If you’ve walked by your horses feeding area or water trough and noticed slimy balls of half chewed food laying on the ground, your horse may be quidding. Quidding is a response to mouth pain in which the horse loses or spits balls of semi-chewed food stuffs out of their mouth.
The most common cause of quidding is teeth that are uneven or that have sharp points. This does not allow the mouth to close properly and makes chewing extremely difficult. There is a host of other mouth issues that can lead to this problem as well, including cavities, abscesses, and unseen injuries. This problem most commonly occurs in older horses, however all ages can be affected.
Besides the fact that quidding is an indicator that there is something wrong (and probably painful) in your horse’s mouth, this is an issue for a very simple reason: if the feed is falling on the ground, it is not being ingested and used by your horse. This can result in loss of weight and body condition as the horse may only swallow a fraction of what is being fed. In fact, one of the first things you should check if your horse starts dropping weight and losing body condition is the condition of the teeth and mouth.
The good news is that quidding can be greatly improved or even cured all together with regular dental care by your veterinarian or an equine dentist. Often a process called floating the teeth can help file down sharp or uneven places on the teeth. Dental exams should happen at a minimum of once per year, even on healthy horses with no known problems. For horses who have dental issues, the check ups and/or treatments may be prescribed more often.
In addition to regular dental exams, a horse with dental issues should be fed a feed that is easy to chew and digest. Make sure the ration is nutrient-dense to make the most out of what they do take in and, if necessary, consider switching the horse with severe dental problems over to a complete feed that may be soaked to soften before feeding.
I recently visited a horse owner that wanted to know when it was time to start feeding senior feed to her horse. She currently had him on a 10% protein sweet feed mix. She said he was underweight and not sure why, as she was providing the horse about 20 pounds per day, but he was not eating it all. I explained that we often begin to watch horses for signs of being a “senior horse” around age 15-18. Some may go much later in to life before showing signs, but somewhere in this age range is when we watch for signs of decreased muscle mass, decreased quality of hair coat, and an inability to maintain weight on their “normal” diet.
With this horse, I found small clumps of chewed hay on the ground around his feeder, or “quids” as they are called. This happens due to dental deterioration or loss, which inhibits the horse’s ability to chew his hay. Upon examining the horses manure, we noticed a lot of undigested grain. I suggested that the owner have the horse’s teeth floated, as well as have blood work drawn to check for Cushing’s or other metabolic issues. Once the horse’s teeth were taken care of, and any metabolic issues ruled out, we could move toward a more suitable senior diet.

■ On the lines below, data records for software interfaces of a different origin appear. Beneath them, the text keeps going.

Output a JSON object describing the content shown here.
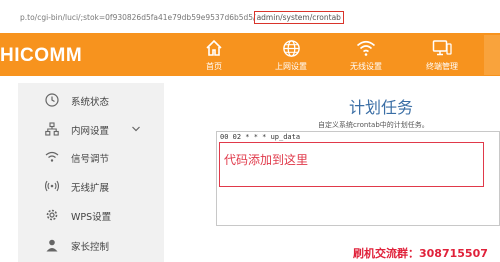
{
  "browser": {
    "url_prefix": "p.to/cgi-bin/luci/;stok=0f930826d5fa41e79db59e9537d6b5d5/",
    "url_highlight": "admin/system/crontab"
  },
  "header": {
    "logo": "HICOMM",
    "nav": [
      {
        "label": "首页",
        "icon": "home-icon"
      },
      {
        "label": "上网设置",
        "icon": "globe-icon"
      },
      {
        "label": "无线设置",
        "icon": "wifi-icon"
      },
      {
        "label": "终端管理",
        "icon": "monitor-icon"
      }
    ]
  },
  "sidebar": {
    "items": [
      {
        "label": "系统状态",
        "icon": "clock-icon"
      },
      {
        "label": "内网设置",
        "icon": "network-icon",
        "expandable": true
      },
      {
        "label": "信号调节",
        "icon": "signal-icon"
      },
      {
        "label": "无线扩展",
        "icon": "wireless-extend-icon"
      },
      {
        "label": "WPS设置",
        "icon": "gear-icon"
      },
      {
        "label": "家长控制",
        "icon": "user-icon"
      }
    ]
  },
  "main": {
    "title": "计划任务",
    "subtitle": "自定义系统crontab中的计划任务。",
    "editor_content": "00 02 * * * up_data",
    "annotation": "代码添加到这里"
  },
  "watermark": "刷机交流群：308715507",
  "colors": {
    "header_bg": "#f7931e",
    "title": "#3a6ea5",
    "annotation": "#e0394a",
    "watermark": "#e0213a"
  }
}
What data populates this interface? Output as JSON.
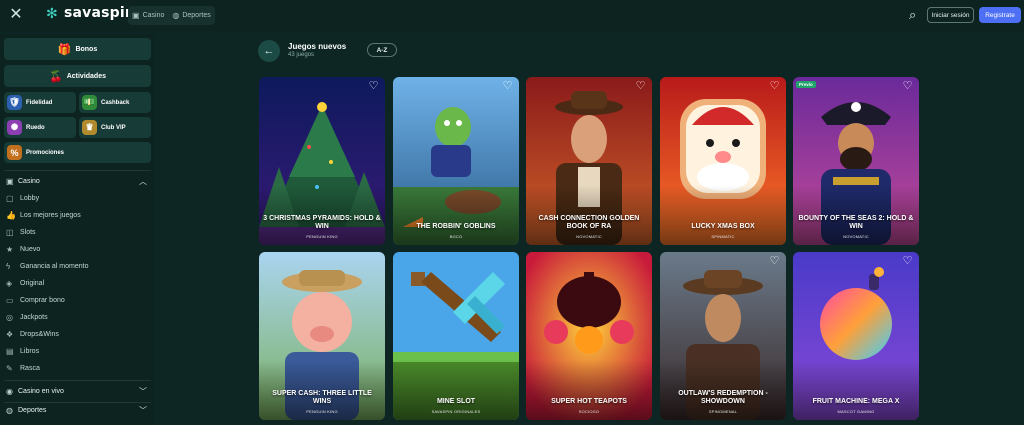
{
  "header": {
    "brand": "savaspin",
    "tabs": [
      {
        "label": "Casino",
        "icon": "casino-icon"
      },
      {
        "label": "Deportes",
        "icon": "sports-icon"
      }
    ],
    "login_label": "Iniciar sesión",
    "register_label": "Registrate"
  },
  "sidebar": {
    "promos_big": [
      {
        "label": "Bonos",
        "icon": "gift-icon"
      },
      {
        "label": "Actividades",
        "icon": "activities-icon"
      }
    ],
    "promos_small": [
      {
        "label": "Fidelidad",
        "icon": "loyalty-icon"
      },
      {
        "label": "Cashback",
        "icon": "cashback-icon"
      },
      {
        "label": "Ruedo",
        "icon": "wheel-icon"
      },
      {
        "label": "Club VIP",
        "icon": "crown-icon"
      },
      {
        "label": "Promociones",
        "icon": "promotions-icon"
      }
    ],
    "casino_section": "Casino",
    "casino_items": [
      {
        "label": "Lobby",
        "icon": "lobby-icon"
      },
      {
        "label": "Los mejores juegos",
        "icon": "thumbs-up-icon"
      },
      {
        "label": "Slots",
        "icon": "slots-icon"
      },
      {
        "label": "Nuevo",
        "icon": "star-icon"
      },
      {
        "label": "Ganancia al momento",
        "icon": "lightning-icon"
      },
      {
        "label": "Original",
        "icon": "original-icon"
      },
      {
        "label": "Comprar bono",
        "icon": "buy-bonus-icon"
      },
      {
        "label": "Jackpots",
        "icon": "jackpot-icon"
      },
      {
        "label": "Drops&Wins",
        "icon": "drops-icon"
      },
      {
        "label": "Libros",
        "icon": "book-icon"
      },
      {
        "label": "Rasca",
        "icon": "scratch-icon"
      }
    ],
    "live_section": "Casino en vivo",
    "sports_section": "Deportes"
  },
  "main": {
    "title": "Juegos nuevos",
    "count": "43 juegos",
    "sort_label": "A-Z"
  },
  "games": [
    {
      "title": "3 CHRISTMAS PYRAMIDS: HOLD & WIN",
      "provider": "PENGUIN KING",
      "badge": ""
    },
    {
      "title": "THE ROBBIN' GOBLINS",
      "provider": "BGCO",
      "badge": ""
    },
    {
      "title": "CASH CONNECTION GOLDEN BOOK OF RA",
      "provider": "NOVOMATIC",
      "badge": ""
    },
    {
      "title": "LUCKY XMAS BOX",
      "provider": "SPINMATIC",
      "badge": ""
    },
    {
      "title": "BOUNTY OF THE SEAS 2: HOLD & WIN",
      "provider": "NOVOMATIC",
      "badge": "Previo"
    },
    {
      "title": "SUPER CASH: THREE LITTLE WINS",
      "provider": "PENGUIN KING",
      "badge": ""
    },
    {
      "title": "MINE SLOT",
      "provider": "SAVASPIN ORIGINALES",
      "badge": ""
    },
    {
      "title": "SUPER HOT TEAPOTS",
      "provider": "SOCIOGO",
      "badge": ""
    },
    {
      "title": "OUTLAW'S REDEMPTION - SHOWDOWN",
      "provider": "SPINOMENAL",
      "badge": ""
    },
    {
      "title": "FRUIT MACHINE: MEGA X",
      "provider": "MASCOT GAMING",
      "badge": ""
    }
  ]
}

As horses grow older their ability to digest feed and absorb nutrients becomes less efficient. Senior horse feeds will generally have the following elements to make sure older horses are receiving all the nutrition they need:
Increased protein level in order to provide proper amino acids, such as lysine and methionine, for metabolic functions, muscle maintenance and hoof quality.
Elevated fat content to provide extra calories, with the benefit of Omega 3 and Omega 6 fatty acids.
Yeast cultures & direct-fed microbials (more commonly known as prebiotics and probiotics, respectively) to support nutrient digestion.
Organic trace minerals that are more highly bioavailable than traditional trace mineral sources.
Enhanced calcium and phosphorus levels to help guard against bone demineralization.
Manufactured as a soft, high fiber pellet that is easily chewed. In cases where dental loss is extreme, the feed can even be mixed with equal parts warm water to form a mash.
Also, with senior feeds, if the horse is unable to chew any hay, the diet can be adjusted to 4 or 5 feedings of senior feed per day, to meet caloric requirements.